──────── DATA FOR THIS EXERCISE ────────

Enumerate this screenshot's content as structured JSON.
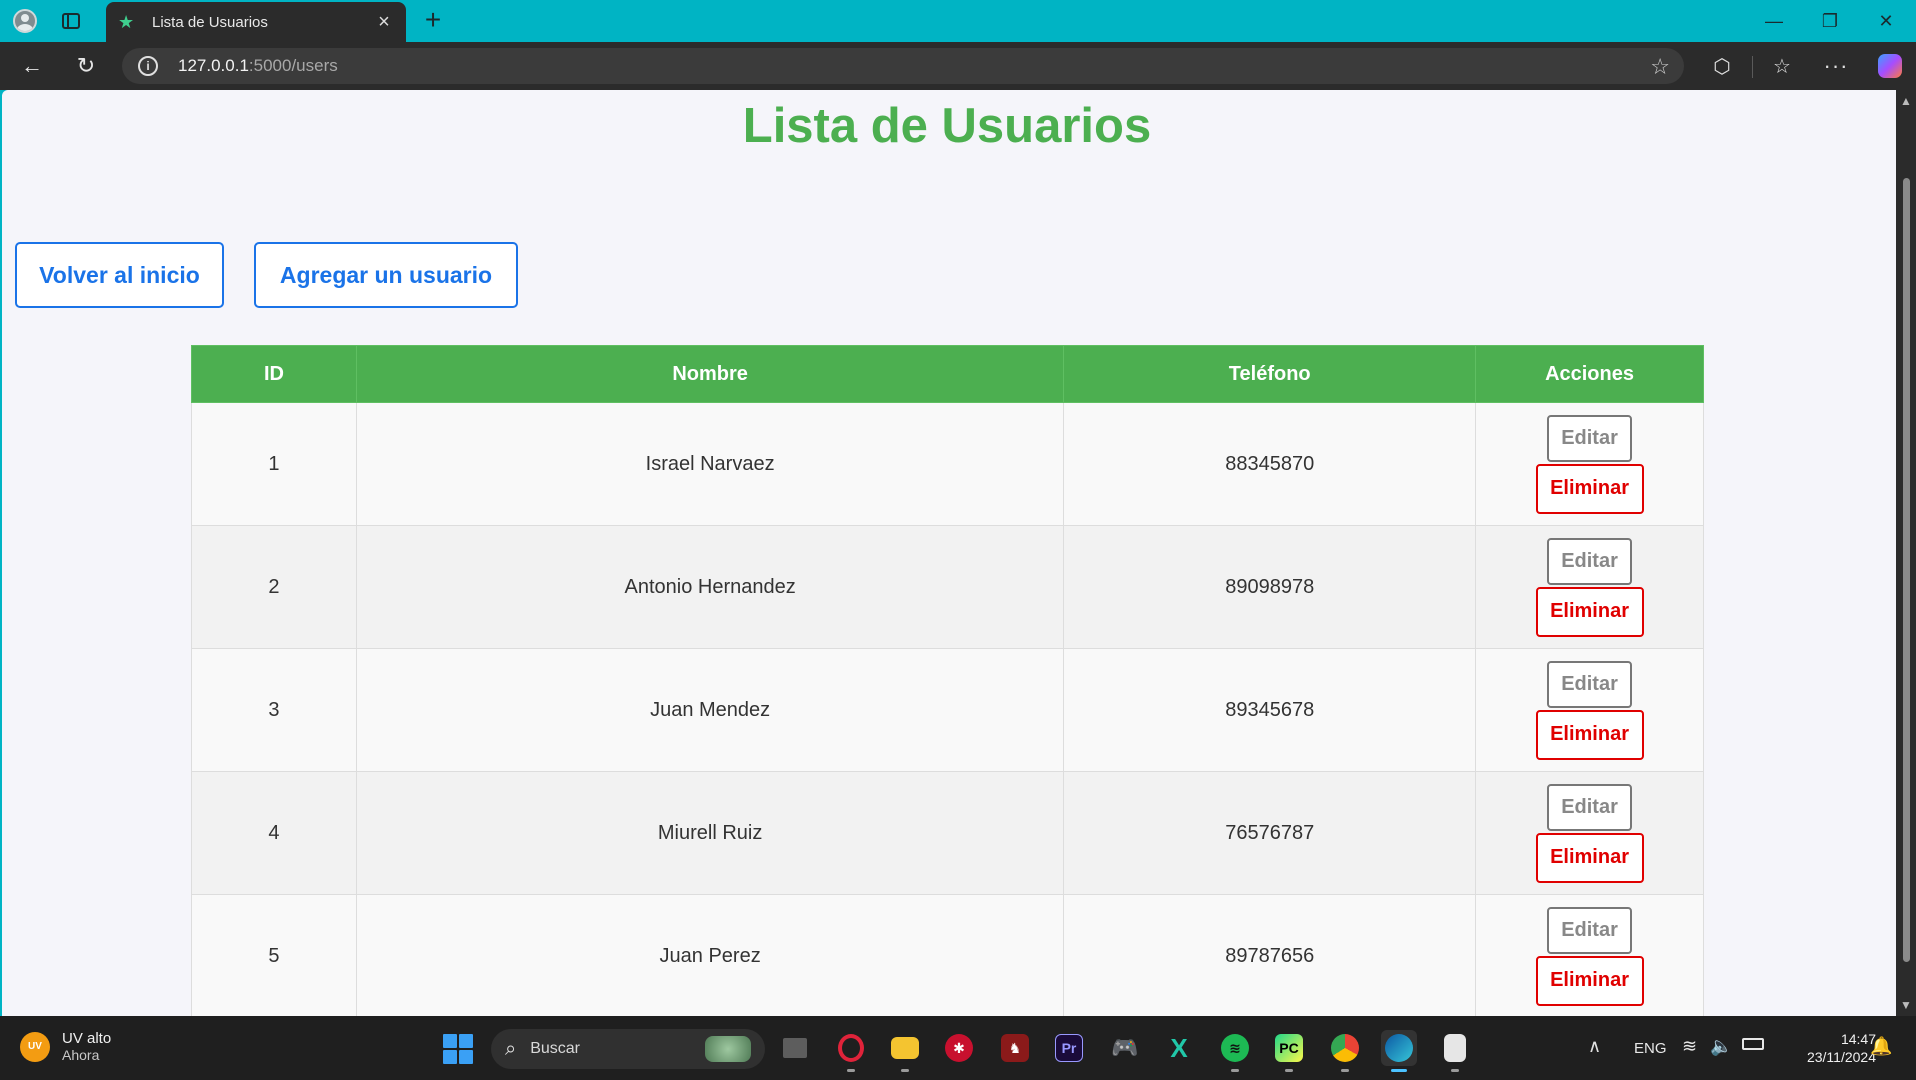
{
  "browser": {
    "tab_title": "Lista de Usuarios",
    "url_host": "127.0.0.1",
    "url_path": ":5000/users",
    "accent": "#00b4c4"
  },
  "page": {
    "title": "Lista de Usuarios",
    "btn_home": "Volver al inicio",
    "btn_add": "Agregar un usuario",
    "title_color": "#4caf50",
    "link_color": "#1a73e8"
  },
  "table": {
    "headers": {
      "id": "ID",
      "name": "Nombre",
      "phone": "Teléfono",
      "actions": "Acciones"
    },
    "edit_label": "Editar",
    "delete_label": "Eliminar",
    "rows": [
      {
        "id": "1",
        "name": "Israel Narvaez",
        "phone": "88345870"
      },
      {
        "id": "2",
        "name": "Antonio Hernandez",
        "phone": "89098978"
      },
      {
        "id": "3",
        "name": "Juan Mendez",
        "phone": "89345678"
      },
      {
        "id": "4",
        "name": "Miurell Ruiz",
        "phone": "76576787"
      },
      {
        "id": "5",
        "name": "Juan Perez",
        "phone": "89787656"
      }
    ]
  },
  "taskbar": {
    "weather_title": "UV alto",
    "weather_sub": "Ahora",
    "weather_badge": "UV",
    "search_placeholder": "Buscar",
    "lang": "ENG",
    "time": "14:47",
    "date": "23/11/2024",
    "pycharm_label": "PC",
    "premiere_label": "Pr"
  }
}
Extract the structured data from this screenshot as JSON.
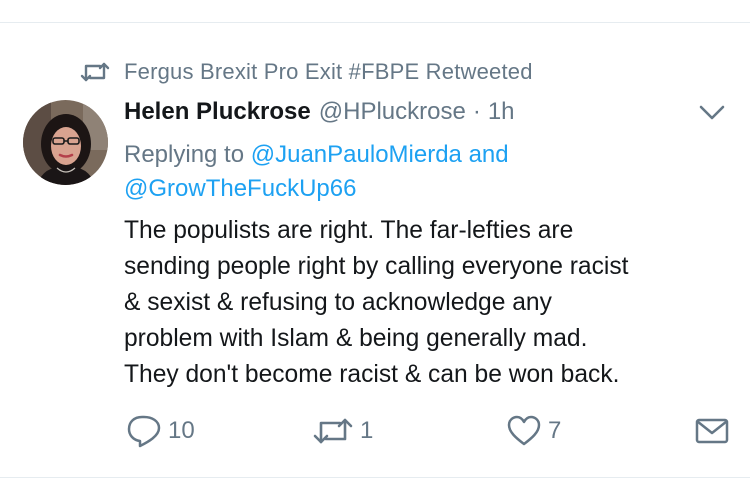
{
  "retweet_context": {
    "icon": "retweet-icon",
    "text": "Fergus Brexit Pro Exit #FBPE Retweeted"
  },
  "author": {
    "display_name": "Helen Pluckrose",
    "handle": "@HPluckrose",
    "separator": "·",
    "time": "1h",
    "avatar": "user-avatar-photo"
  },
  "reply_to": {
    "prefix": "Replying to",
    "mention_1": "@JuanPauloMierda",
    "conjunction": "and",
    "mention_2": "@GrowTheFuckUp66"
  },
  "tweet": {
    "lines": [
      "The populists are right. The far-lefties are",
      "sending people right by calling everyone racist",
      "& sexist & refusing to acknowledge any",
      "problem with Islam & being generally mad.",
      "They don't become racist & can be won back."
    ]
  },
  "actions": {
    "reply": {
      "icon": "reply-bubble-icon",
      "count": "10"
    },
    "retweet": {
      "icon": "retweet-icon",
      "count": "1"
    },
    "like": {
      "icon": "heart-icon",
      "count": "7"
    },
    "dm": {
      "icon": "envelope-icon"
    }
  },
  "colors": {
    "primary_text": "#14171a",
    "secondary_text": "#657786",
    "link": "#1da1f2",
    "divider": "#e6ecf0",
    "background": "#ffffff"
  }
}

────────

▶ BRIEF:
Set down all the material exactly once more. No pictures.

▶ ANSWER:
Enumerate this screenshot's content as structured JSON.
{
  "browser": {
    "tab_title": "Lista de Usuarios",
    "url_host": "127.0.0.1",
    "url_path": ":5000/users",
    "accent": "#00b4c4"
  },
  "page": {
    "title": "Lista de Usuarios",
    "btn_home": "Volver al inicio",
    "btn_add": "Agregar un usuario",
    "title_color": "#4caf50",
    "link_color": "#1a73e8"
  },
  "table": {
    "headers": {
      "id": "ID",
      "name": "Nombre",
      "phone": "Teléfono",
      "actions": "Acciones"
    },
    "edit_label": "Editar",
    "delete_label": "Eliminar",
    "rows": [
      {
        "id": "1",
        "name": "Israel Narvaez",
        "phone": "88345870"
      },
      {
        "id": "2",
        "name": "Antonio Hernandez",
        "phone": "89098978"
      },
      {
        "id": "3",
        "name": "Juan Mendez",
        "phone": "89345678"
      },
      {
        "id": "4",
        "name": "Miurell Ruiz",
        "phone": "76576787"
      },
      {
        "id": "5",
        "name": "Juan Perez",
        "phone": "89787656"
      }
    ]
  },
  "taskbar": {
    "weather_title": "UV alto",
    "weather_sub": "Ahora",
    "weather_badge": "UV",
    "search_placeholder": "Buscar",
    "lang": "ENG",
    "time": "14:47",
    "date": "23/11/2024",
    "pycharm_label": "PC",
    "premiere_label": "Pr"
  }
}
Extract the structured data from this screenshot as JSON.
{
  "retweet_context": {
    "icon": "retweet-icon",
    "text": "Fergus Brexit Pro Exit #FBPE Retweeted"
  },
  "author": {
    "display_name": "Helen Pluckrose",
    "handle": "@HPluckrose",
    "separator": "·",
    "time": "1h",
    "avatar": "user-avatar-photo"
  },
  "reply_to": {
    "prefix": "Replying to",
    "mention_1": "@JuanPauloMierda",
    "conjunction": "and",
    "mention_2": "@GrowTheFuckUp66"
  },
  "tweet": {
    "lines": [
      "The populists are right. The far-lefties are",
      "sending people right by calling everyone racist",
      "& sexist & refusing to acknowledge any",
      "problem with Islam & being generally mad.",
      "They don't become racist & can be won back."
    ]
  },
  "actions": {
    "reply": {
      "icon": "reply-bubble-icon",
      "count": "10"
    },
    "retweet": {
      "icon": "retweet-icon",
      "count": "1"
    },
    "like": {
      "icon": "heart-icon",
      "count": "7"
    },
    "dm": {
      "icon": "envelope-icon"
    }
  },
  "colors": {
    "primary_text": "#14171a",
    "secondary_text": "#657786",
    "link": "#1da1f2",
    "divider": "#e6ecf0",
    "background": "#ffffff"
  }
}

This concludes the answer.